The 2014 Howells Essay Prize Competition Call for Entrants
The Howells Society Essay Prize is awarded each year for the best paper on Howells presented at the annual ALA conference. The winning essay may have been presented in any session on the program of the conference, including but not limited to panels sponsored by the Howells Society. Papers are judged by members of the Executive Committee, who have the option of appointing additional readers as neces- sary.
The author of the winning essay will receive a cash award of $250, and the winning essay will be published (with the author’s permission) in a future issue of The Howellsian. Copyright remains with the writer of the essay, so publication here does not preclude later publication elsewhere of a re- vised version of the essay.
2014 presenters who wish to enter their papers in this year’s competition must submit them by January 16, 2015 to the Society’s President, Dan Mrozowski. You are welcome to revise your paper before submitting it, but please keep in mind that the essay should be a “conference length” paper and should not exceed 12-15 pages, maximum. Please send the papers as e-mail attachments, in MS Word format, to daniel.mrozowski @ trincoll.edu.
Thursday, May 22, 2014 1:30 – 2:50 pm
Session 4-J William Dean Howells & Ethical Values (Glacier: 2nd Floor)
Organized by the William Dean Howells Society
Chair: Dan Mrozowski, Trinity College
“A Hazard of New Entitlements: The Politics of Pensions in William Dean Howells’s A Hazard of New Fortunes,” Daniel Graham, University Connecticut-Storrs
“Redemptive Realism: Liberation Soteriology in the Novels of William Dean Howells,” Andrew Ball, Lindenwood University
“Howells’ Christian Faith in ‘A World Come of Age,’” Thomas Wortham, UCLA
Thursday, May 22, 2014 3:00 – 4:20 pm
Session 5-G William Dean Howells in the 1890s (Glacier: 2nd Floor)
Organized by the William Dean Howells Society Chair: Dan Mrozowski, Trinity College
1. “William Dean Howells, a Realist Poetics, and the Limits of 1890s American Democracy,” Patricia Chaudron, University of Buffalo
2. “William Dean Howells’s Failed Utopia from the Feminine Narrative View,” Margaret Jay Jessee, University of Alabama-Birmingham
3. “Our ‘Imperative Duty’: Why Teach Howells’s Novella Now,” Charles Baraw, Southern Connecticut State University
Thursday, May 22, 2014 4:30 – 5:50 pm
Session 6-L Business Meeting: William Dean Howells Society (Olympic: 2nd Floor)
The 2013 Howells Essay Prize Winner:
Cristina D’Amico, “In Conversation with William Dean Howells’ A Traveler from Altruria (1894)……………………………….. 2

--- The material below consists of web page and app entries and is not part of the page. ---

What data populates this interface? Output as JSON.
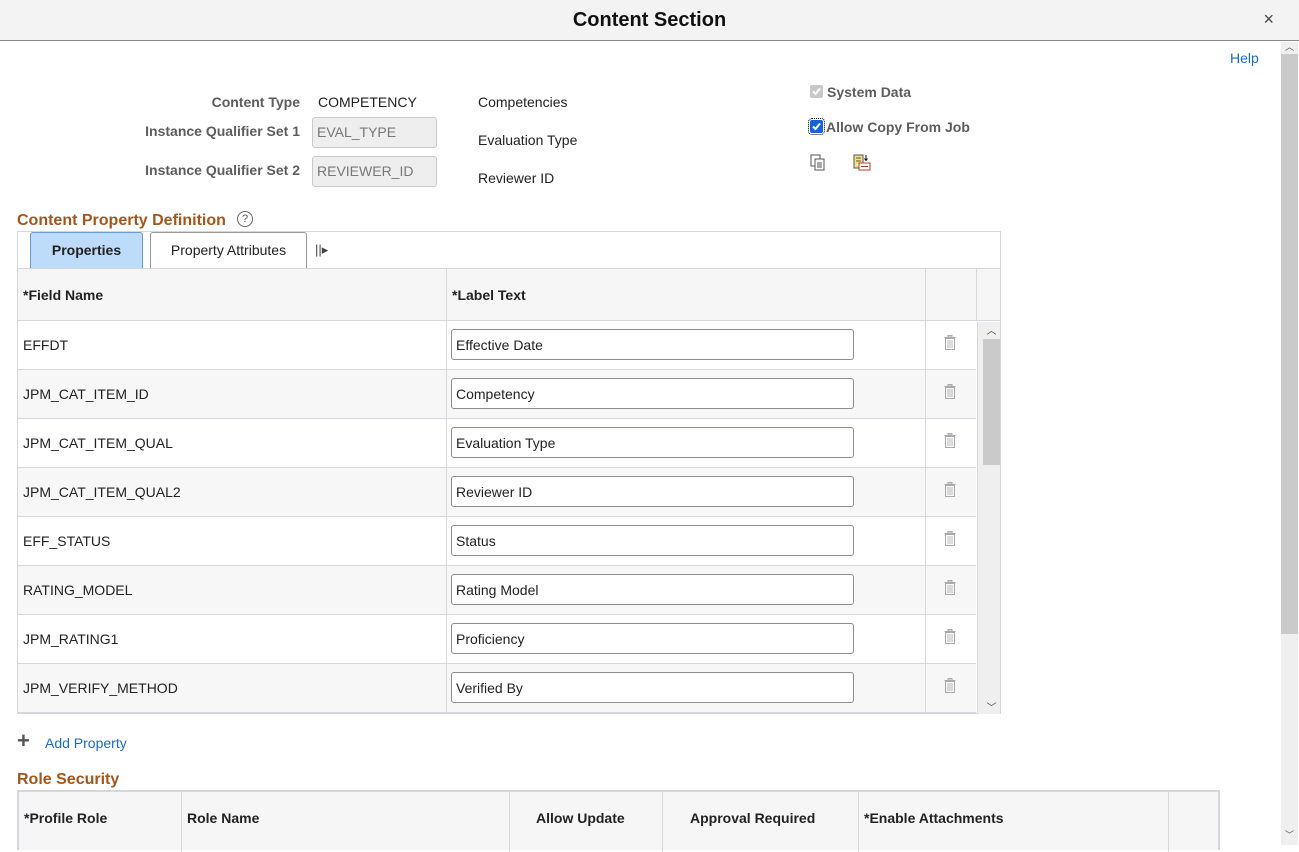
{
  "window": {
    "title": "Content Section",
    "close_label": "×"
  },
  "help_label": "Help",
  "header_fields": {
    "content_type_label": "Content Type",
    "content_type_value": "COMPETENCY",
    "content_type_desc": "Competencies",
    "iq_set1_label": "Instance Qualifier Set 1",
    "iq_set1_value": "EVAL_TYPE",
    "iq_set1_desc": "Evaluation Type",
    "iq_set2_label": "Instance Qualifier Set 2",
    "iq_set2_value": "REVIEWER_ID",
    "iq_set2_desc": "Reviewer ID"
  },
  "checkboxes": {
    "system_data": {
      "label": "System Data",
      "checked": true,
      "disabled": true
    },
    "allow_copy": {
      "label": "Allow Copy From Job",
      "checked": true,
      "disabled": false
    }
  },
  "icons": {
    "copy": "copy-icon",
    "paste": "paste-list-icon"
  },
  "property_section": {
    "title": "Content Property Definition",
    "help_icon": "?",
    "tabs": [
      {
        "label": "Properties",
        "active": true
      },
      {
        "label": "Property Attributes",
        "active": false
      }
    ],
    "tab_more_glyph": "||▸",
    "columns": [
      "*Field Name",
      "*Label Text"
    ],
    "rows": [
      {
        "field": "EFFDT",
        "label": "Effective Date"
      },
      {
        "field": "JPM_CAT_ITEM_ID",
        "label": "Competency"
      },
      {
        "field": "JPM_CAT_ITEM_QUAL",
        "label": "Evaluation Type"
      },
      {
        "field": "JPM_CAT_ITEM_QUAL2",
        "label": "Reviewer ID"
      },
      {
        "field": "EFF_STATUS",
        "label": "Status"
      },
      {
        "field": "RATING_MODEL",
        "label": "Rating Model"
      },
      {
        "field": "JPM_RATING1",
        "label": "Proficiency"
      },
      {
        "field": "JPM_VERIFY_METHOD",
        "label": "Verified By"
      }
    ],
    "add_label": "Add Property"
  },
  "role_security": {
    "title": "Role Security",
    "columns": [
      "*Profile Role",
      "Role Name",
      "Allow Update",
      "Approval Required",
      "*Enable Attachments"
    ]
  }
}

Howells Panels at the 2014 ALA Conference, Washington D.C. . . . . . . . . . . 8
Membership Information…………………………………………. .. 9

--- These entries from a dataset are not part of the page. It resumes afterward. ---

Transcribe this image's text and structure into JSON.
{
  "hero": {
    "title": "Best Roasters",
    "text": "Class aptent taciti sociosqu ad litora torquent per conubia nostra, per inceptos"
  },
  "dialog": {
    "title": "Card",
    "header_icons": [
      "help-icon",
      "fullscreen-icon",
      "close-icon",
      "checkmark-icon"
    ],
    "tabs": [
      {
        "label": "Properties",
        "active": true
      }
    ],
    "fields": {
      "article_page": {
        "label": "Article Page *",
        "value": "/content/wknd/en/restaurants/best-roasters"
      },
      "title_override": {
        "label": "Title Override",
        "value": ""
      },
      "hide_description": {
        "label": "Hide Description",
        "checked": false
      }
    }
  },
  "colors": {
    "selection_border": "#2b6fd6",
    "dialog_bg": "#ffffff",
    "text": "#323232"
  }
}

Happy birthday to W. D. Howells, born in Martinsville, now Martins Ferry, Ohio on March 1, 1837.
At Wired, Bruce Sterling reads Howells’s “American Literature in Exile.” A sample:
*It’s good to read Howell because he’s so secure in his own world. He’s properly dressed in his own Manhattan tie-and-tails; he’s not bitterly agitated, or preyed upon by bipolarity, like Clemens was. Howells is energetic without ever being antic. He gives the impression of a natural ruling-class figure who would likely do very well in the State Department.

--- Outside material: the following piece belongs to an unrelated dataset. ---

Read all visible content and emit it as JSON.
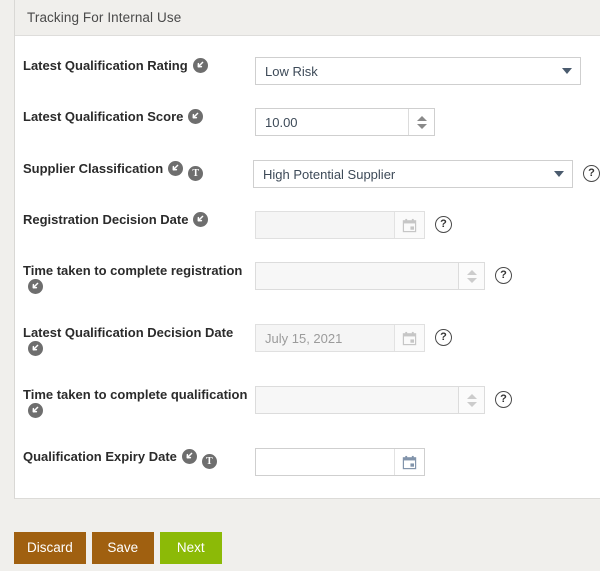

*There’s a steampunk version of the Howells-Twain relationship where Howells is “M,” the master spy, the firm-hand-on-the-tiller, while Mark Twain is his brilliant yet reckless field agent, with a license to wander the world and kill off steampunk super-villains. I shouldn’t have said that, because now somebody’s gonna do it and get it all wrong; but, well, I’m in literary mode now, writing an Italian dieselpunk story, and the flights of fancy are proliferating out of control.